(AIM OF THE EXERCISE)
Review the material line by line. Identify and copy every line that contains the string "JSON".

(RECORDS FOR THIS TASK)
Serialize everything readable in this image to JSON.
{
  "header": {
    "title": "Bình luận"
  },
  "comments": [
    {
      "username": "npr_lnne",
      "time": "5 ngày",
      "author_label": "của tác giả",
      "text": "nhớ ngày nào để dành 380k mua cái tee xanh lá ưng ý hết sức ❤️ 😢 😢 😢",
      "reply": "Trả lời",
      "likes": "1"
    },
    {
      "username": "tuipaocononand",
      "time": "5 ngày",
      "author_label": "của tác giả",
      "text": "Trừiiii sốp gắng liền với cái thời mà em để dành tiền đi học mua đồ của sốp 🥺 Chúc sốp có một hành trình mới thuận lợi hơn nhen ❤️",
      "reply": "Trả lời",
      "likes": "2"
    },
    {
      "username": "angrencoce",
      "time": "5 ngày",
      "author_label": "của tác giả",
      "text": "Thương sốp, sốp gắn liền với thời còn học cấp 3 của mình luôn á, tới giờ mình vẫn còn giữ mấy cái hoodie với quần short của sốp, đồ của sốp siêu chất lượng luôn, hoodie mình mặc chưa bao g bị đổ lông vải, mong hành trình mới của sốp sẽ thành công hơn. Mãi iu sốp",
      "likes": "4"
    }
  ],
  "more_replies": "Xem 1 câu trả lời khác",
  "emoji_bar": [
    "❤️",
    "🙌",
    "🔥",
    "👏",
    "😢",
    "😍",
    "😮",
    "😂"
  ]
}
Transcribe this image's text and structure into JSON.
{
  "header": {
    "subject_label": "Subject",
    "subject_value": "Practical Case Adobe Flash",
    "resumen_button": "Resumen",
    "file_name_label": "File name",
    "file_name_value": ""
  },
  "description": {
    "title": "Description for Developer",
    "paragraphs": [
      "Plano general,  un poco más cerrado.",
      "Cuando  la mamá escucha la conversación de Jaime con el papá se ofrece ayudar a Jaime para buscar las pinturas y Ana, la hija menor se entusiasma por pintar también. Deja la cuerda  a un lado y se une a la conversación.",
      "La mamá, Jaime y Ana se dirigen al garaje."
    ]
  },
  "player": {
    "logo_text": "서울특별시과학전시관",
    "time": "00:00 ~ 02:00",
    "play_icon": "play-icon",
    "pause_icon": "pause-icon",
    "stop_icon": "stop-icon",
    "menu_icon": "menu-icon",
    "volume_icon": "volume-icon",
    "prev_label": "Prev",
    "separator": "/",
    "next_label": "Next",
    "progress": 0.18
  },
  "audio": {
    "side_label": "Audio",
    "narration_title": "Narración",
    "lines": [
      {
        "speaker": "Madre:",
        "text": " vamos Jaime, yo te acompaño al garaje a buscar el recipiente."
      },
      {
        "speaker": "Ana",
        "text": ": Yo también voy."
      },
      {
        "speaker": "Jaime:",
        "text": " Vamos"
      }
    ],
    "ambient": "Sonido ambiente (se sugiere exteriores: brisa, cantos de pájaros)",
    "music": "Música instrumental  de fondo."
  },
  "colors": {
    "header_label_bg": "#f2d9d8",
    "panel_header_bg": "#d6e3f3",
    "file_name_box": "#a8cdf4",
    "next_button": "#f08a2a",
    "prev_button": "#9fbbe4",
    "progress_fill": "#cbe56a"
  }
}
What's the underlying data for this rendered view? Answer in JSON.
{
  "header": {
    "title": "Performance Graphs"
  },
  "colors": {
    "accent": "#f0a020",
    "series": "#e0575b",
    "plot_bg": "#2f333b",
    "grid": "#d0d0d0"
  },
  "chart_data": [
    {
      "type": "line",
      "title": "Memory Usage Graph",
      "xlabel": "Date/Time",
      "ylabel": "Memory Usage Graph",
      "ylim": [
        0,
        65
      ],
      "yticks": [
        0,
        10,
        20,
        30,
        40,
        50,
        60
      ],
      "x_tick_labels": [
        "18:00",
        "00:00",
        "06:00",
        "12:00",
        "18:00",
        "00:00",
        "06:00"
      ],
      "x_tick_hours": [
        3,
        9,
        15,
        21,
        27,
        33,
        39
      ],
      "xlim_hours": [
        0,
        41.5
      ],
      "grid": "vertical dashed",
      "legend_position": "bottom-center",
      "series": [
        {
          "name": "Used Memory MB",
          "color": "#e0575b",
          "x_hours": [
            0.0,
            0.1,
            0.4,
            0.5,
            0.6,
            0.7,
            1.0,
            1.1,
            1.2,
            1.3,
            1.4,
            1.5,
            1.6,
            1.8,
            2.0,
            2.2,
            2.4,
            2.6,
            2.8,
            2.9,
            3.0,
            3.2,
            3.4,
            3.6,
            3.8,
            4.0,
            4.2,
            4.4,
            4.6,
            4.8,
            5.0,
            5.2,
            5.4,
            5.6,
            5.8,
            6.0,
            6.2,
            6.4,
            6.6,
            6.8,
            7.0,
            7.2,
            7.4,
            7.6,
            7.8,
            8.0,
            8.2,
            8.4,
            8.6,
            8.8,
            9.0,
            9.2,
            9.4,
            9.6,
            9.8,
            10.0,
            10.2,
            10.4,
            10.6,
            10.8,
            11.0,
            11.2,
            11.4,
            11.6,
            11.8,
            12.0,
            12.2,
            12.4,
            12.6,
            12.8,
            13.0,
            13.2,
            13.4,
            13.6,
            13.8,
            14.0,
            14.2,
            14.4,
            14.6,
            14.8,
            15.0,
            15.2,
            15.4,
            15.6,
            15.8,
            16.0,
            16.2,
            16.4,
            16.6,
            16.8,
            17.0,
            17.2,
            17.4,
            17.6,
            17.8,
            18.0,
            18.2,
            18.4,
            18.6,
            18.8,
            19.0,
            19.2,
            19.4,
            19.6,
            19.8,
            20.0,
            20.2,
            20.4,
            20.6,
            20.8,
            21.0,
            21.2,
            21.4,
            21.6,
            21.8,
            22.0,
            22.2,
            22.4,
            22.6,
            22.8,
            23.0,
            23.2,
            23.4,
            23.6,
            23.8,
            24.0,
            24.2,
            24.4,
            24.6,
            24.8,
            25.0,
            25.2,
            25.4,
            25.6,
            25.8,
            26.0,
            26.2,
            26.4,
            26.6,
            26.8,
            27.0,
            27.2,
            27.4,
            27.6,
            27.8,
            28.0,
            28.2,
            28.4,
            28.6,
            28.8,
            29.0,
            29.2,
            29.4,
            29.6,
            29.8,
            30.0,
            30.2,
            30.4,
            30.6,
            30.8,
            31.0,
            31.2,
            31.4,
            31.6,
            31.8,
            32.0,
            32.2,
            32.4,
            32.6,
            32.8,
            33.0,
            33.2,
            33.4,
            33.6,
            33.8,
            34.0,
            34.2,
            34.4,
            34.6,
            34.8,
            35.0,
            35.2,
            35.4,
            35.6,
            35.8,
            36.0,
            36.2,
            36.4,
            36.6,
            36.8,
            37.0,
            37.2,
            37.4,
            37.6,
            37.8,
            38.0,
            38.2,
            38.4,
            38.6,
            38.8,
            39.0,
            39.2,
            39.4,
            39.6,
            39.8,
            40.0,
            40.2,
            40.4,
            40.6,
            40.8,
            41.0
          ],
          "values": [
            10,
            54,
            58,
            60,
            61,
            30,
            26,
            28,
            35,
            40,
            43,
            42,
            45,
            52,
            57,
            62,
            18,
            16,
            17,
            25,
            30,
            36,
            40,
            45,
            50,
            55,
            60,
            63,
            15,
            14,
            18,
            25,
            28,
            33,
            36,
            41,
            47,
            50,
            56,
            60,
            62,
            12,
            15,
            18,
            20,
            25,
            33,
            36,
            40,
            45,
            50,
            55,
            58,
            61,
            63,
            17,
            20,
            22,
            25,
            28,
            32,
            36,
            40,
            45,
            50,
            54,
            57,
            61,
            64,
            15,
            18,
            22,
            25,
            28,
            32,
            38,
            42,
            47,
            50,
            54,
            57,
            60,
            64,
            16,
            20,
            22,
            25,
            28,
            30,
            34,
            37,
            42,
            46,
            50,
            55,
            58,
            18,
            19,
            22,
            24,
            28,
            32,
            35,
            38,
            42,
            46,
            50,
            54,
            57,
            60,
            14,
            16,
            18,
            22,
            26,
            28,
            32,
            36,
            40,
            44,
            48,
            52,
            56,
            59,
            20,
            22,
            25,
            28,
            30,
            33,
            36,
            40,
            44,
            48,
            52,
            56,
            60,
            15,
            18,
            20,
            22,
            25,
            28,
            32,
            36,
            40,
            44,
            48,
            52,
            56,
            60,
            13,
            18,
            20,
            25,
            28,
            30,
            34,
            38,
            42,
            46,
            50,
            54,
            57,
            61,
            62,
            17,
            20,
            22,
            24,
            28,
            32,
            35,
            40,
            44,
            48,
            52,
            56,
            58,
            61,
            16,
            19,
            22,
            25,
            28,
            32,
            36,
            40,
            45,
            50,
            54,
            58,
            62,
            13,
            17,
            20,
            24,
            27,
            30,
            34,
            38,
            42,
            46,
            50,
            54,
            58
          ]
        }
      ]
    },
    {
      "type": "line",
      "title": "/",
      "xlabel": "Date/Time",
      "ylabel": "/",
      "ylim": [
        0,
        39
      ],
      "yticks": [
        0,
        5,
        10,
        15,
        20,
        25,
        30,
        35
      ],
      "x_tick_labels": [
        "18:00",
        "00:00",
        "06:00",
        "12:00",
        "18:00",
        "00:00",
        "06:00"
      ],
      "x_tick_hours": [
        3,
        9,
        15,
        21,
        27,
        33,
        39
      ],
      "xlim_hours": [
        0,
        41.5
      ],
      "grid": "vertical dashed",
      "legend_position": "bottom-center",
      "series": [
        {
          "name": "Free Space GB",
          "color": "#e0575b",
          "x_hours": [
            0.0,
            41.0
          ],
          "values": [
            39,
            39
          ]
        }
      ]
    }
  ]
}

(WRITTEN SOLUTION)
Serialize everything readable in this image to JSON.
Transcribe this image's text and structure into JSON.
What's the underlying data for this rendered view? Answer in JSON.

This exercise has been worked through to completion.